[App and web page records]

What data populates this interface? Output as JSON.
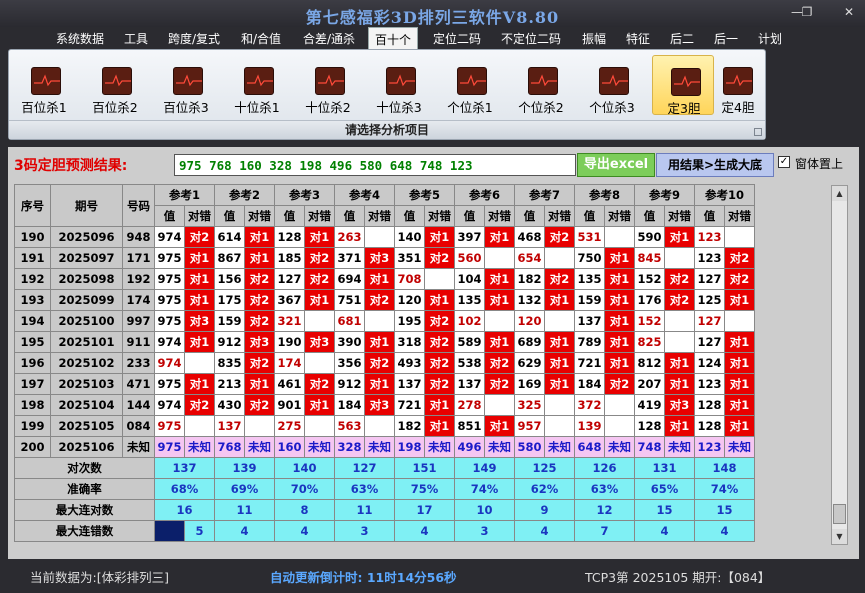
{
  "app": {
    "title": "第七感福彩3D排列三软件V8.80"
  },
  "menu": [
    "系统数据",
    "工具",
    "跨度/复式",
    "和/合值",
    "合差/通杀",
    "百十个",
    "定位二码",
    "不定位二码",
    "振幅",
    "特征",
    "后二",
    "后一",
    "计划"
  ],
  "menu_active_index": 5,
  "ribbon": {
    "buttons": [
      "百位杀1",
      "百位杀2",
      "百位杀3",
      "十位杀1",
      "十位杀2",
      "十位杀3",
      "个位杀1",
      "个位杀2",
      "个位杀3",
      "定3胆",
      "定4胆"
    ],
    "selected_index": 9,
    "caption": "请选择分析项目"
  },
  "prediction": {
    "label": "3码定胆预测结果:",
    "value": "975  768  160  328  198  496  580  648  748  123",
    "export_label": "导出excel",
    "generate_label": "用结果>生成大底",
    "pin_label": "窗体置上",
    "pin_checked": true
  },
  "table": {
    "fixed_headers": [
      "序号",
      "期号",
      "号码"
    ],
    "ref_headers": [
      "参考1",
      "参考2",
      "参考3",
      "参考4",
      "参考5",
      "参考6",
      "参考7",
      "参考8",
      "参考9",
      "参考10"
    ],
    "sub_headers": [
      "值",
      "对错"
    ],
    "rows": [
      {
        "seq": "190",
        "issue": "2025096",
        "num": "948",
        "cells": [
          [
            "974",
            "对2"
          ],
          [
            "614",
            "对1"
          ],
          [
            "128",
            "对1"
          ],
          [
            "263",
            ""
          ],
          [
            "140",
            "对1"
          ],
          [
            "397",
            "对1"
          ],
          [
            "468",
            "对2"
          ],
          [
            "531",
            ""
          ],
          [
            "590",
            "对1"
          ],
          [
            "123",
            ""
          ]
        ]
      },
      {
        "seq": "191",
        "issue": "2025097",
        "num": "171",
        "cells": [
          [
            "975",
            "对1"
          ],
          [
            "867",
            "对1"
          ],
          [
            "185",
            "对2"
          ],
          [
            "371",
            "对3"
          ],
          [
            "351",
            "对2"
          ],
          [
            "560",
            ""
          ],
          [
            "654",
            ""
          ],
          [
            "750",
            "对1"
          ],
          [
            "845",
            ""
          ],
          [
            "123",
            "对2"
          ]
        ]
      },
      {
        "seq": "192",
        "issue": "2025098",
        "num": "192",
        "cells": [
          [
            "975",
            "对1"
          ],
          [
            "156",
            "对2"
          ],
          [
            "127",
            "对2"
          ],
          [
            "694",
            "对1"
          ],
          [
            "708",
            ""
          ],
          [
            "104",
            "对1"
          ],
          [
            "182",
            "对2"
          ],
          [
            "135",
            "对1"
          ],
          [
            "152",
            "对2"
          ],
          [
            "127",
            "对2"
          ]
        ]
      },
      {
        "seq": "193",
        "issue": "2025099",
        "num": "174",
        "cells": [
          [
            "975",
            "对1"
          ],
          [
            "175",
            "对2"
          ],
          [
            "367",
            "对1"
          ],
          [
            "751",
            "对2"
          ],
          [
            "120",
            "对1"
          ],
          [
            "135",
            "对1"
          ],
          [
            "132",
            "对1"
          ],
          [
            "159",
            "对1"
          ],
          [
            "176",
            "对2"
          ],
          [
            "125",
            "对1"
          ]
        ]
      },
      {
        "seq": "194",
        "issue": "2025100",
        "num": "997",
        "cells": [
          [
            "975",
            "对3"
          ],
          [
            "159",
            "对2"
          ],
          [
            "321",
            ""
          ],
          [
            "681",
            ""
          ],
          [
            "195",
            "对2"
          ],
          [
            "102",
            ""
          ],
          [
            "120",
            ""
          ],
          [
            "137",
            "对1"
          ],
          [
            "152",
            ""
          ],
          [
            "127",
            ""
          ]
        ]
      },
      {
        "seq": "195",
        "issue": "2025101",
        "num": "911",
        "cells": [
          [
            "974",
            "对1"
          ],
          [
            "912",
            "对3"
          ],
          [
            "190",
            "对3"
          ],
          [
            "390",
            "对1"
          ],
          [
            "318",
            "对2"
          ],
          [
            "589",
            "对1"
          ],
          [
            "689",
            "对1"
          ],
          [
            "789",
            "对1"
          ],
          [
            "825",
            ""
          ],
          [
            "127",
            "对1"
          ]
        ]
      },
      {
        "seq": "196",
        "issue": "2025102",
        "num": "233",
        "cells": [
          [
            "974",
            ""
          ],
          [
            "835",
            "对2"
          ],
          [
            "174",
            ""
          ],
          [
            "356",
            "对2"
          ],
          [
            "493",
            "对2"
          ],
          [
            "538",
            "对2"
          ],
          [
            "629",
            "对1"
          ],
          [
            "721",
            "对1"
          ],
          [
            "812",
            "对1"
          ],
          [
            "124",
            "对1"
          ]
        ]
      },
      {
        "seq": "197",
        "issue": "2025103",
        "num": "471",
        "cells": [
          [
            "975",
            "对1"
          ],
          [
            "213",
            "对1"
          ],
          [
            "461",
            "对2"
          ],
          [
            "912",
            "对1"
          ],
          [
            "137",
            "对2"
          ],
          [
            "137",
            "对2"
          ],
          [
            "169",
            "对1"
          ],
          [
            "184",
            "对2"
          ],
          [
            "207",
            "对1"
          ],
          [
            "123",
            "对1"
          ]
        ]
      },
      {
        "seq": "198",
        "issue": "2025104",
        "num": "144",
        "cells": [
          [
            "974",
            "对2"
          ],
          [
            "430",
            "对2"
          ],
          [
            "901",
            "对1"
          ],
          [
            "184",
            "对3"
          ],
          [
            "721",
            "对1"
          ],
          [
            "278",
            ""
          ],
          [
            "325",
            ""
          ],
          [
            "372",
            ""
          ],
          [
            "419",
            "对3"
          ],
          [
            "128",
            "对1"
          ]
        ]
      },
      {
        "seq": "199",
        "issue": "2025105",
        "num": "084",
        "cells": [
          [
            "975",
            ""
          ],
          [
            "137",
            ""
          ],
          [
            "275",
            ""
          ],
          [
            "563",
            ""
          ],
          [
            "182",
            "对1"
          ],
          [
            "851",
            "对1"
          ],
          [
            "957",
            ""
          ],
          [
            "139",
            ""
          ],
          [
            "128",
            "对1"
          ],
          [
            "128",
            "对1"
          ]
        ]
      }
    ],
    "predict_row": {
      "seq": "200",
      "issue": "2025106",
      "num": "未知",
      "values": [
        "975",
        "768",
        "160",
        "328",
        "198",
        "496",
        "580",
        "648",
        "748",
        "123"
      ],
      "status": "未知"
    },
    "stats": [
      {
        "label": "对次数",
        "values": [
          "137",
          "139",
          "140",
          "127",
          "151",
          "149",
          "125",
          "126",
          "131",
          "148"
        ]
      },
      {
        "label": "准确率",
        "values": [
          "68%",
          "69%",
          "70%",
          "63%",
          "75%",
          "74%",
          "62%",
          "63%",
          "65%",
          "74%"
        ]
      },
      {
        "label": "最大连对数",
        "values": [
          "16",
          "11",
          "8",
          "11",
          "17",
          "10",
          "9",
          "12",
          "15",
          "15"
        ]
      },
      {
        "label": "最大连错数",
        "values": [
          "5",
          "4",
          "4",
          "3",
          "4",
          "3",
          "4",
          "7",
          "4",
          "4"
        ]
      }
    ]
  },
  "status": {
    "current": "当前数据为:[体彩排列三]",
    "countdown": "自动更新倒计时: 11时14分56秒",
    "issue": "TCP3第 2025105 期开:【084】"
  }
}
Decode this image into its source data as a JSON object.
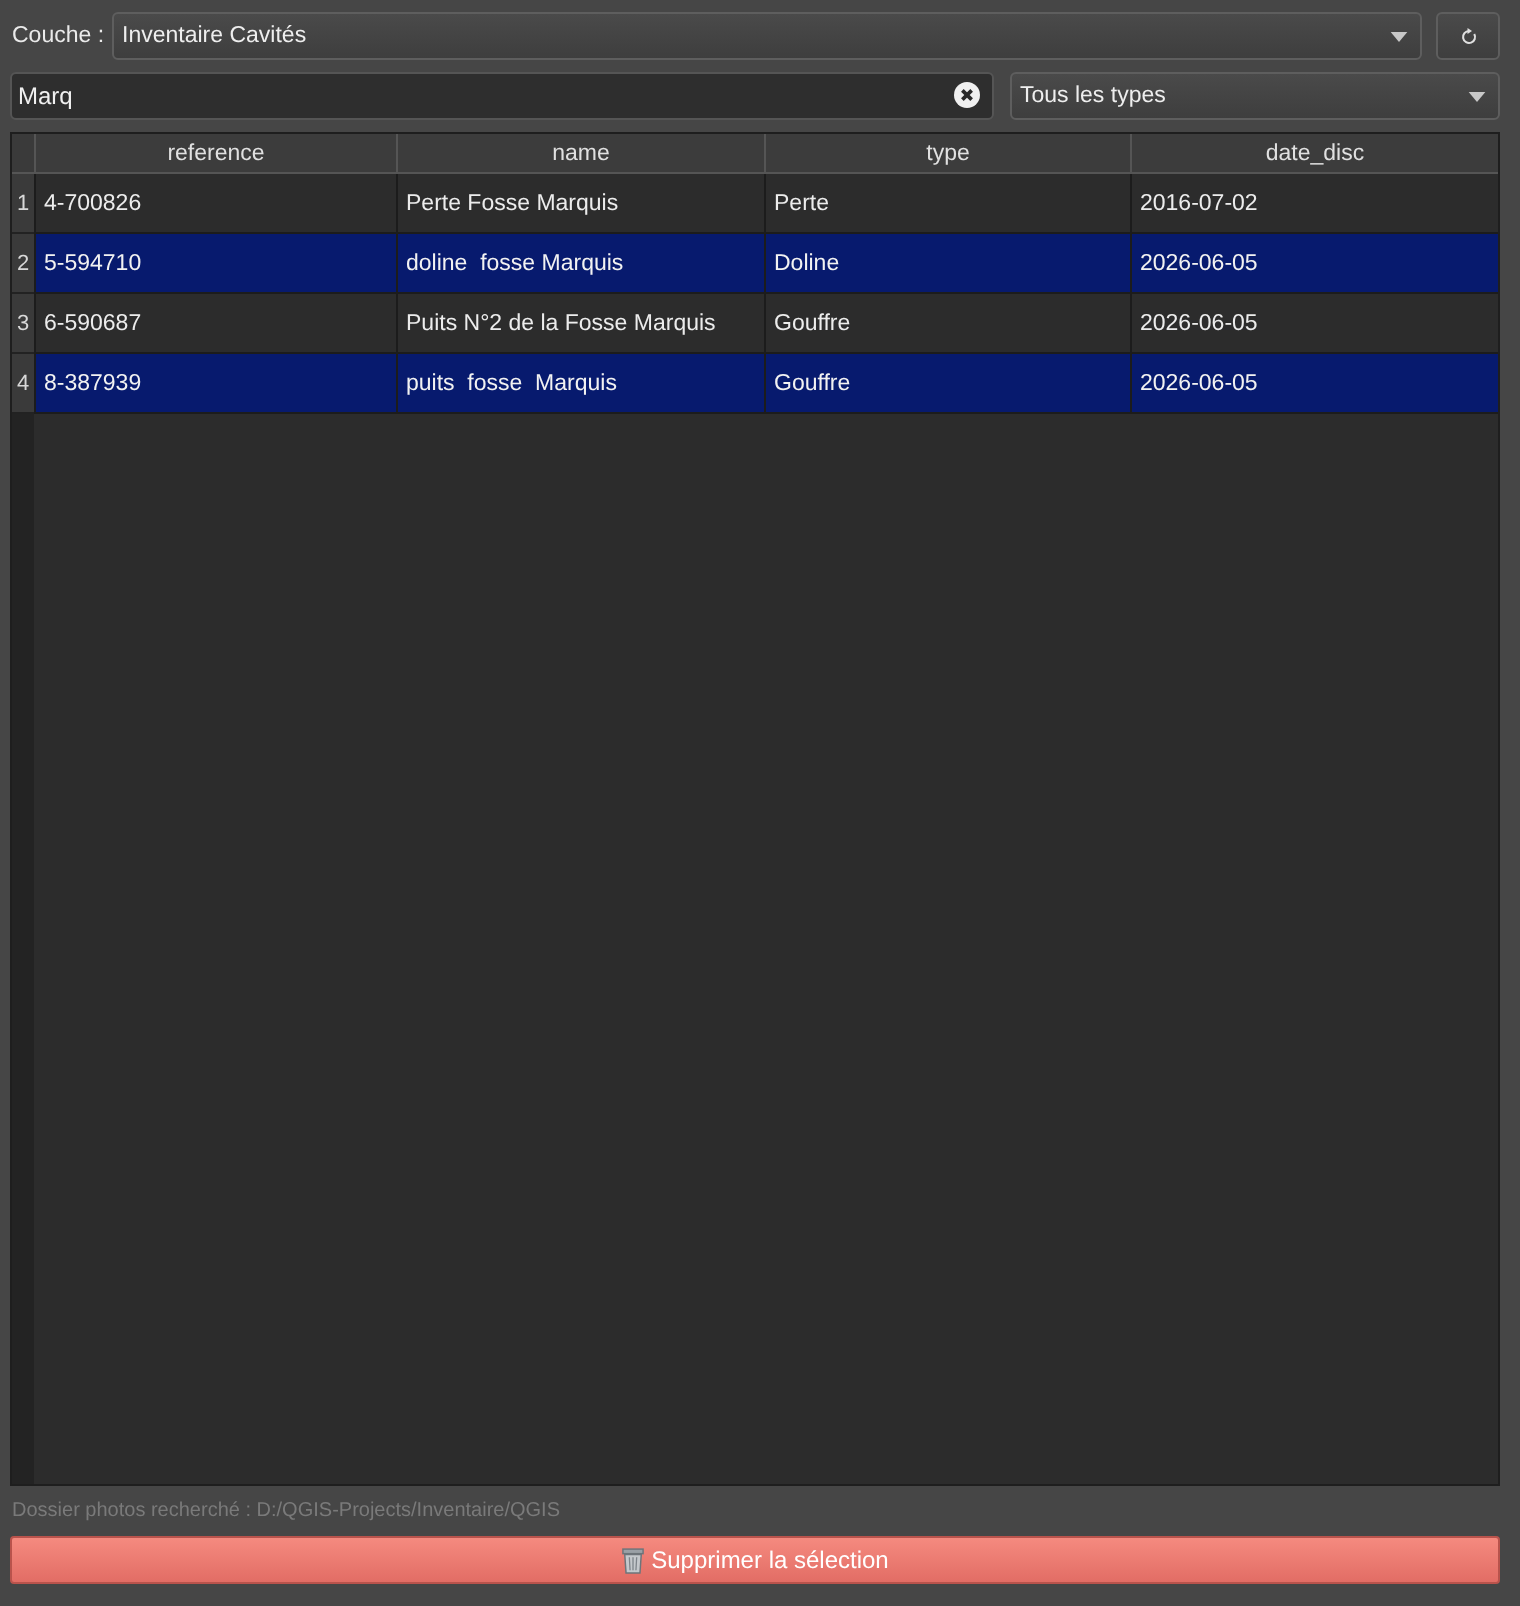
{
  "layer": {
    "label": "Couche :",
    "value": "Inventaire Cavités"
  },
  "search": {
    "value": "Marq"
  },
  "type_filter": {
    "value": "Tous les types"
  },
  "table": {
    "columns": [
      "reference",
      "name",
      "type",
      "date_disc"
    ],
    "rows": [
      {
        "number": "1",
        "selected": false,
        "cells": [
          "4-700826",
          "Perte Fosse Marquis",
          "Perte",
          "2016-07-02"
        ]
      },
      {
        "number": "2",
        "selected": true,
        "cells": [
          "5-594710",
          "doline  fosse Marquis",
          "Doline",
          "2026-06-05"
        ]
      },
      {
        "number": "3",
        "selected": false,
        "cells": [
          "6-590687",
          "Puits N°2 de la Fosse Marquis",
          "Gouffre",
          "2026-06-05"
        ]
      },
      {
        "number": "4",
        "selected": true,
        "cells": [
          "8-387939",
          "puits  fosse  Marquis",
          "Gouffre",
          "2026-06-05"
        ]
      }
    ]
  },
  "photo_folder": "Dossier photos recherché : D:/QGIS-Projects/Inventaire/QGIS",
  "delete_button": {
    "label": "Supprimer la sélection"
  }
}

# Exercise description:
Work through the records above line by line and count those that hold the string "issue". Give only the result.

# Task solution:
12